▶ Your task: Nothing but a number is needed: the count of lines below that include "here".

Dataset rows describing interfaces
——
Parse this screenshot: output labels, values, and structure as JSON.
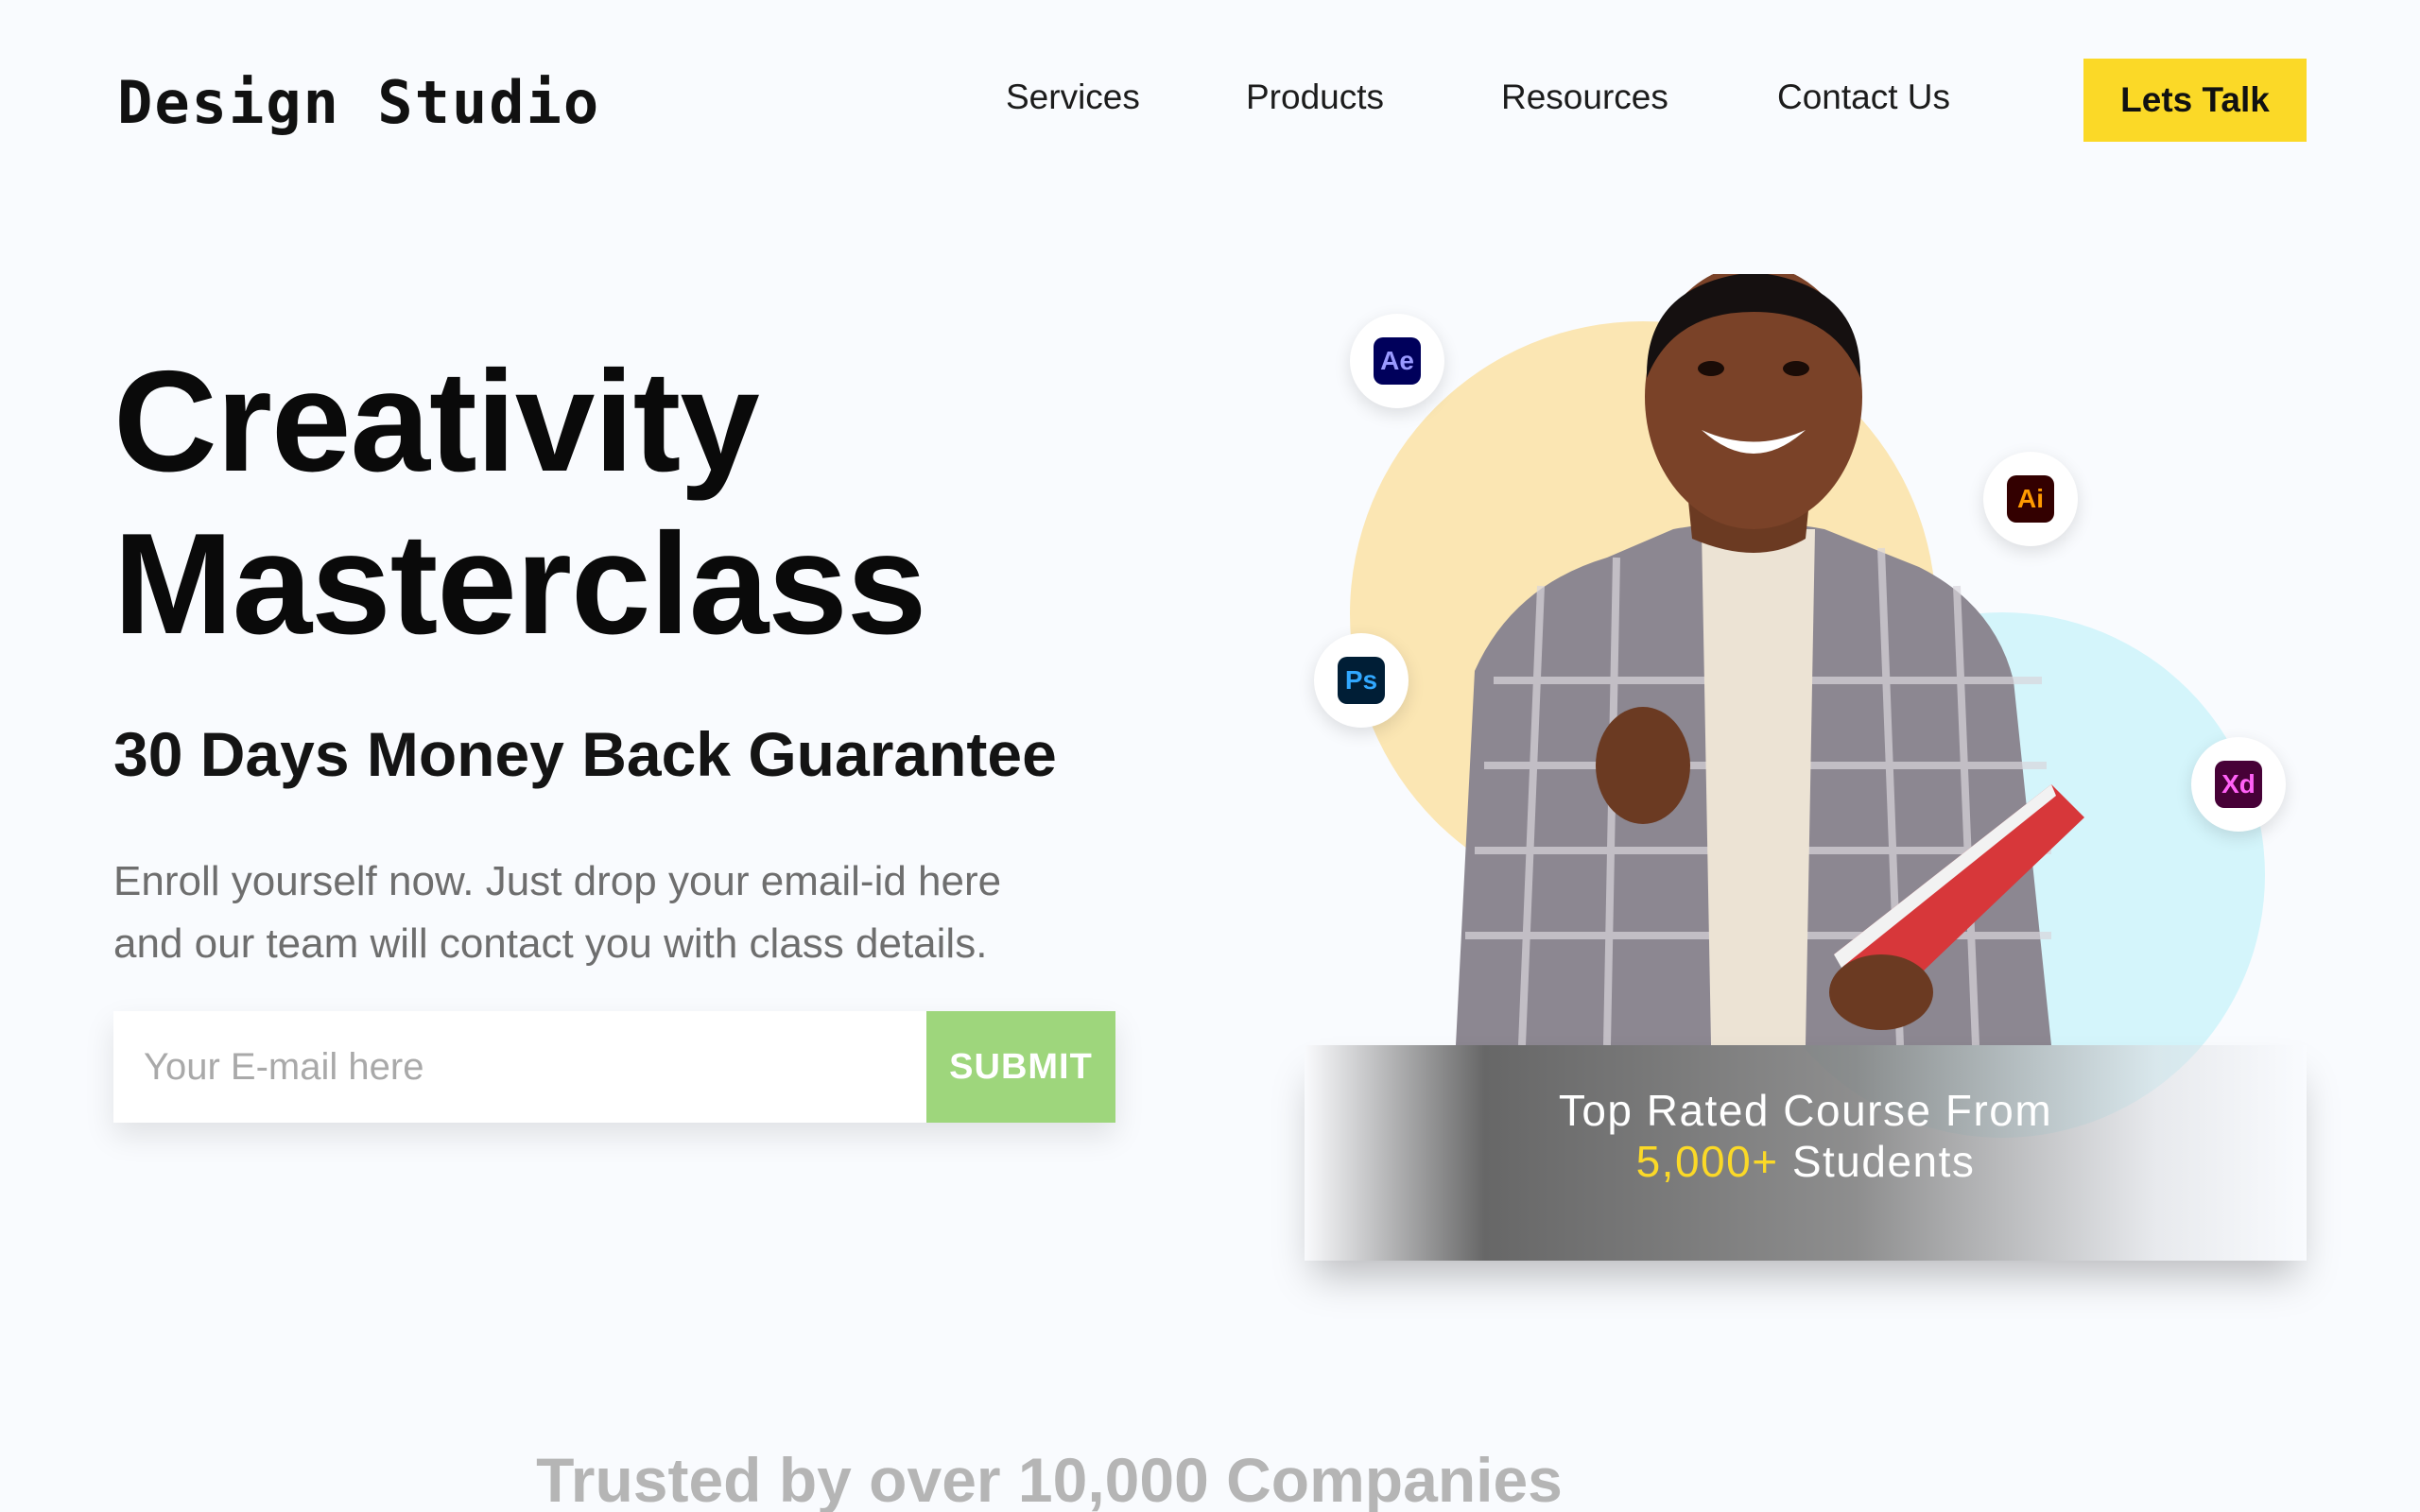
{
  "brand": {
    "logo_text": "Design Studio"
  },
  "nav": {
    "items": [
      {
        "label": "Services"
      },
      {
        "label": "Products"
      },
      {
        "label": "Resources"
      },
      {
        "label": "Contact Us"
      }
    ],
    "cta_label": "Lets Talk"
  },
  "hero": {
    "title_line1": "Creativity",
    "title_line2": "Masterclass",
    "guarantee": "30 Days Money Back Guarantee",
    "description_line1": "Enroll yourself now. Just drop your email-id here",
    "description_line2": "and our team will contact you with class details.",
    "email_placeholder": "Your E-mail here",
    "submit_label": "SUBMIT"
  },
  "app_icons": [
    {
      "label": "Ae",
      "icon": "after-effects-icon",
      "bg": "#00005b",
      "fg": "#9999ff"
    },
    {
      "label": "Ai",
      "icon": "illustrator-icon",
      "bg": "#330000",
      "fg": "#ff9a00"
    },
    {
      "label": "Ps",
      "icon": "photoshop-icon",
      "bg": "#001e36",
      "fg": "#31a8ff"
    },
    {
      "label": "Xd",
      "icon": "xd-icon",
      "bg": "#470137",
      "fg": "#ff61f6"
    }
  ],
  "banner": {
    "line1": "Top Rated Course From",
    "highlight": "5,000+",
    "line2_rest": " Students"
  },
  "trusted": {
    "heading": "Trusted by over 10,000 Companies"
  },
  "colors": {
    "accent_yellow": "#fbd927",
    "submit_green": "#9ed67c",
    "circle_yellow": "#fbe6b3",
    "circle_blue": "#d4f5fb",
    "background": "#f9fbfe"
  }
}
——
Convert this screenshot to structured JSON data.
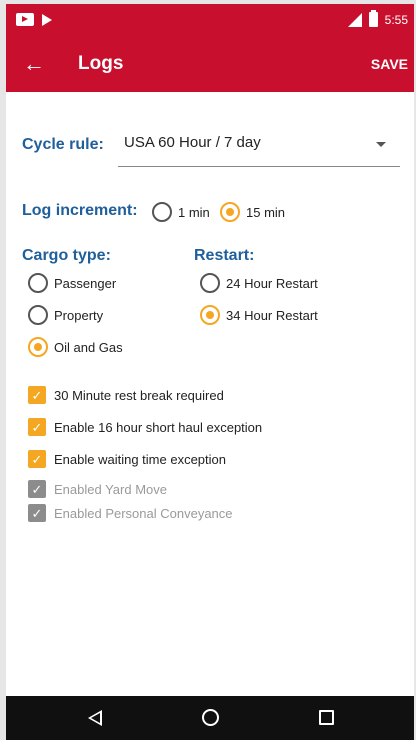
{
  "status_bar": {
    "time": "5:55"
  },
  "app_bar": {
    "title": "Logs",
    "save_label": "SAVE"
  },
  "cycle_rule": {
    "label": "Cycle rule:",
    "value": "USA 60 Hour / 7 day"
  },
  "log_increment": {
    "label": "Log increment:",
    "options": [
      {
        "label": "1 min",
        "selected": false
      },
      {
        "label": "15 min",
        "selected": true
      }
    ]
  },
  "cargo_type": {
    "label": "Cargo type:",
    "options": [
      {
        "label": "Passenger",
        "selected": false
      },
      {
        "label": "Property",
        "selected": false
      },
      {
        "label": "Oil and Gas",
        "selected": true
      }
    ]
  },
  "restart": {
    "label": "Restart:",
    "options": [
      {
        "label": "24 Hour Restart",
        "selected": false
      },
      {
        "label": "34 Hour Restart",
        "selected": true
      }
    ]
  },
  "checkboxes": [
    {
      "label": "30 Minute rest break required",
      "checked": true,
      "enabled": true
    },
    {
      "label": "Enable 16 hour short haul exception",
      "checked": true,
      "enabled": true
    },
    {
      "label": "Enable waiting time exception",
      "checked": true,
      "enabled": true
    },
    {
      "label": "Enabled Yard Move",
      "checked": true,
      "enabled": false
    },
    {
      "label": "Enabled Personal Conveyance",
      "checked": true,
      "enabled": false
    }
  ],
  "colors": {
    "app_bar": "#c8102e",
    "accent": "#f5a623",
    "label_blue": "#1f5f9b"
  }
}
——
▶ Expected output: 2